A Hitchcock-style missing-woman story, in the guise of a light Martini-mystery. And it kind of works.
A Simple Favour is about Emily (Blake Lively) and Stephanie (Anna Kendrick): very contrasting friends who meet via their sons at the school gate. Stephanie envies Emily’s gorgeous kitchen; Emily wishes she could live without money worries just yet, like Stephanie. They get to know each other via sordid titbits, rather than deep connection: in their own ways, both women are lonely, so call each other “best friends”. And then, having asked Stephanie to pick up her son one day, Emily doesn’t come home.
Anna Kendrick’s Stephanie is a stay-at-home Mum who puts as much time into a food-and-crafts vlog as she does minding her son. She is reserved (“Prudes are people, too” accepts Emily) and still somewhat guilt-ridden over the death of her husband. Kendrick plays the character with careful modesty, and it is a joy to see when she starts to let some of that go (“no I’m not sorry!”). Blake Lively (who I last saw playing a strong solo in The Shallows) plays Emily as a power-dressing Cruella-de-Vil of the perfume world, a woman who loves to keep her distance, but is rather too good at it for her own happiness.
A Simple Favor is an unusual beast: it looks like a romantic comedy, but the story is as film-noir as they come. It took me a little while to acclimatise to that hybrid style, but overall it kept me engaged. It is directed by Paul Feig, known for Bridesmaids, and a range of TV comedies; and in 2018, I think his style works for such an outlandish story. The key characters are female “types”; so why not exaggerate them and make them caricatures? It’s tough to make a film noir these days without it coming across as melodramatic (Gone Girl was a rare exception), especially one that has so many components: a missing person, old unexplained deaths, betrayal, life insurance, love affairs, an amateur sleuth, car crashes, seduction, surprise siblings, etc., etc. A Simple Favor embraces the ludicrous, making it a light, entertaining mystery, narrowly avoiding daft comedy.
And yes, as I indicated in my tagline, A Simple Favor is pretty much about women; yet without being either sexist nor feminist. It considers female relationships and needs of many different kinds for a two-hour film: relationships with each other, with spouses, parents, siblings, offspring, peers and bosses; all within a sample of two characters. Neither Stephanie nor Emily is perfect; they both have things to keep to themselves. So the film does not say one is exclusively right and the other exclusively wrong. It’s very interestingly written.
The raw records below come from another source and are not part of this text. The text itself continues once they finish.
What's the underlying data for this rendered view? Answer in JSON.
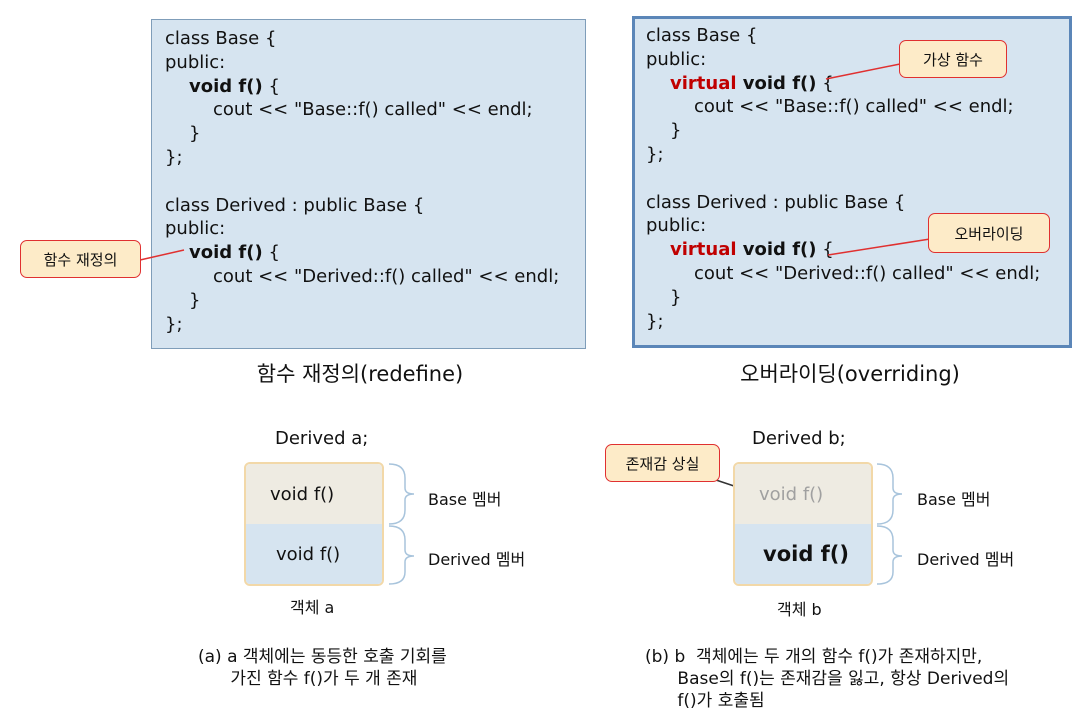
{
  "left_code": {
    "lines": [
      "class Base {",
      "public:",
      "void f()",
      " {",
      "cout << \"Base::f() called\" << endl;",
      "}",
      "};",
      "class Derived : public Base {",
      "public:",
      "void f()",
      " {",
      "cout << \"Derived::f() called\" << endl;",
      "}",
      "};"
    ]
  },
  "right_code": {
    "lines": [
      "class Base {",
      "public:",
      "virtual",
      " void f()",
      " {",
      "cout << \"Base::f() called\" << endl;",
      "}",
      "};",
      "class Derived : public Base {",
      "public:",
      "virtual",
      " void f()",
      " {",
      "cout << \"Derived::f() called\" << endl;",
      "}",
      "};"
    ]
  },
  "callouts": {
    "redefine": "함수 재정의",
    "virtual_func": "가상 함수",
    "overriding": "오버라이딩",
    "lost_presence": "존재감 상실"
  },
  "captions": {
    "left": "함수 재정의(redefine)",
    "right": "오버라이딩(overriding)"
  },
  "objects": {
    "a": {
      "decl": "Derived a;",
      "top_label": "void f()",
      "bottom_label": "void f()",
      "name": "객체 a",
      "base_member": "Base 멤버",
      "derived_member": "Derived 멤버"
    },
    "b": {
      "decl": "Derived b;",
      "top_label": "void f()",
      "bottom_label": "void f()",
      "name": "객체 b",
      "base_member": "Base 멤버",
      "derived_member": "Derived 멤버"
    }
  },
  "descriptions": {
    "a": "(a) a 객체에는 동등한 호출 기회를\n      가진 함수 f()가 두 개 존재",
    "b": "(b) b  객체에는 두 개의 함수 f()가 존재하지만,\n      Base의 f()는 존재감을 잃고, 항상 Derived의\n      f()가 호출됨"
  },
  "colors": {
    "code_bg": "#d6e4f0",
    "keyword_red": "#c00000",
    "callout_bg": "#fdebc8",
    "callout_border": "#e03030",
    "right_box_border": "#5b86b8",
    "brace_color": "#a8c4dc"
  }
}
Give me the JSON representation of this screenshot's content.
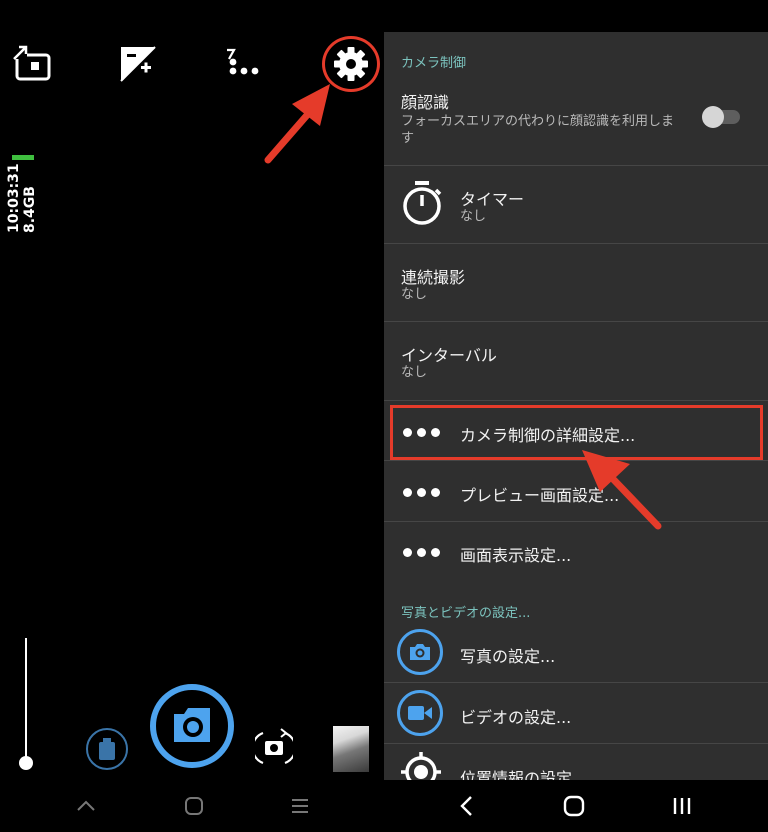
{
  "status": {
    "time": "10:03:31",
    "storage": "8.4GB"
  },
  "settings": {
    "section_camera": "カメラ制御",
    "face": {
      "title": "顔認識",
      "subtitle": "フォーカスエリアの代わりに顔認識を利用します",
      "toggle_on": false
    },
    "timer": {
      "title": "タイマー",
      "value": "なし"
    },
    "burst": {
      "title": "連続撮影",
      "value": "なし"
    },
    "interval": {
      "title": "インターバル",
      "value": "なし"
    },
    "advanced": "カメラ制御の詳細設定...",
    "preview": "プレビュー画面設定...",
    "display": "画面表示設定...",
    "section_photo_video": "写真とビデオの設定...",
    "photo": "写真の設定...",
    "video": "ビデオの設定...",
    "location": "位置情報の設定..."
  },
  "icons": {
    "top_bar": [
      "pip-toggle-icon",
      "exposure-lock-icon",
      "more-dots-icon",
      "gear-icon"
    ],
    "nav_left": [
      "chevron-up-icon",
      "home-icon",
      "menu-icon"
    ],
    "nav_right": [
      "back-icon",
      "home-icon",
      "recents-icon"
    ]
  },
  "colors": {
    "accent": "#4da3ee",
    "section_header": "#7cc4bf",
    "panel_bg": "#2f2f2f",
    "annotation": "#e53b2a",
    "battery": "#3fbf3f"
  }
}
A Simple Favor does declare one of its characters to be pretty twisted, mind you, and here’s where the writing let me down: because she was leaned towards messed up, she was naturally bisexual, a stereotype which – I’ve said before – I (and many other bisexual people) have had enough of. I don’t know the novel, and cannot say whether the novelist (Darcey Bell) or scriptwriter (Jessica Sharzer) is responsible, but I do hope whichever it was grows out of it. Bisexual women are not all Catherine Tramell (Basic Instinct), Violet (Bound) or Harley Quinn (you know). End of lecture.
Apart from that, A Simple Favor (I have to keep telling myself it’s not A Simple Plan) is a nifty and very engaging story with plenty of surprises. I was swept along with it, not hazarding any guesses about where things were going to turn out, or indeed who was being honest. And good job too! Even Emily’s gorgeous husband (Henry Golding, from Crazy Rich Asians) proved difficult to trust at times.
There was a slowish patch in the middle, with perhaps a little more sleuthing than the story required, but skipping the slow parts would have left gaps in the plot. Perhaps another way to present the full story from the book might have been a three-part TV series. A Simple Favor had a pacy third act though so overall it was a satisfying film.
Go watch A Simple Favor for a female-centred and entertaining (that is, not terribly deep) look at loneliness and relationships. Don’t expect high tension, but an escapist romp. You’ll enjoy the film, though you might forget it the following week.
Alix has been writing for Ready Steady Cut since November 2017. They cover a wide variety, including genre festivals, and especially appreciates wit and representation on screen.